Which lines of the records contain the word "Normal"? Copy each one.

Saved data entries

* * * * * * *

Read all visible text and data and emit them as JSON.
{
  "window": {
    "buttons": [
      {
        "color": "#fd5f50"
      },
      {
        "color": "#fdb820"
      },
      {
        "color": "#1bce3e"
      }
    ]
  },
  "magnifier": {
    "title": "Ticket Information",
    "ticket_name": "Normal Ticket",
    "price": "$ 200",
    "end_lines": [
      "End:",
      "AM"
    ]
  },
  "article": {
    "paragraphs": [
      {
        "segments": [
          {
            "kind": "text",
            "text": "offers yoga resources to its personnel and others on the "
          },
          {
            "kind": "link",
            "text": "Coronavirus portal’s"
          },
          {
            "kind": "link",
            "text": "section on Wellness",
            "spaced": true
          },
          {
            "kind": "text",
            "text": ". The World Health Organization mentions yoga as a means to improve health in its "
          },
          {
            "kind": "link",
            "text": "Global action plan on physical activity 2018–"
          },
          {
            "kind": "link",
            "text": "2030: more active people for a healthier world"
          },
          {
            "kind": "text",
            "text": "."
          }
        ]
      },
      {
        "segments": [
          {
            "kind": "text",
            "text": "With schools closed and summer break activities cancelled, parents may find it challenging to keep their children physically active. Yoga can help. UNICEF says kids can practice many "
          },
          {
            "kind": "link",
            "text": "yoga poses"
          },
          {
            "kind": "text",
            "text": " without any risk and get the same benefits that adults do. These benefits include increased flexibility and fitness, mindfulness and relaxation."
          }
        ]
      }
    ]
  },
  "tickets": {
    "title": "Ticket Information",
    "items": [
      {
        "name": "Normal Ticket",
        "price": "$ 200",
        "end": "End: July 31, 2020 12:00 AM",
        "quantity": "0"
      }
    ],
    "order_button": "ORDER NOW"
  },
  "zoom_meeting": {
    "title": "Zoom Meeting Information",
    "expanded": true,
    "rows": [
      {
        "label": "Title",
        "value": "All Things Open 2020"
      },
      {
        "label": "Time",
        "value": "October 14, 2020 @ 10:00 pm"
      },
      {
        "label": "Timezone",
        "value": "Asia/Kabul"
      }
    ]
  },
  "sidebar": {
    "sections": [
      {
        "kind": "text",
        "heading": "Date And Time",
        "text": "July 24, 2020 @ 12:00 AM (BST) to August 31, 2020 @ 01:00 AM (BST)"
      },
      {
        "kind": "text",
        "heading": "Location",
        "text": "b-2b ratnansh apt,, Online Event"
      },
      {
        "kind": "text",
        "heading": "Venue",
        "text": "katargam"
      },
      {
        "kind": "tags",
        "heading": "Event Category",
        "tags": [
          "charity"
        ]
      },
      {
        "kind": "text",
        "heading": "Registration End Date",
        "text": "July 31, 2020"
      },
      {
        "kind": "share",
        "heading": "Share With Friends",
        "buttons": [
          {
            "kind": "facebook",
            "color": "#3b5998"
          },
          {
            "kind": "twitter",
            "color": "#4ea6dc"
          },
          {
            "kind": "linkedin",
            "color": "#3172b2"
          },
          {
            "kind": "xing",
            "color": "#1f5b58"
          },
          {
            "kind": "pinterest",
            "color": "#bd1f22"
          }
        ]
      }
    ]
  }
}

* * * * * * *

● REPLY
    "ticket_name": "Normal Ticket",
        "name": "Normal Ticket",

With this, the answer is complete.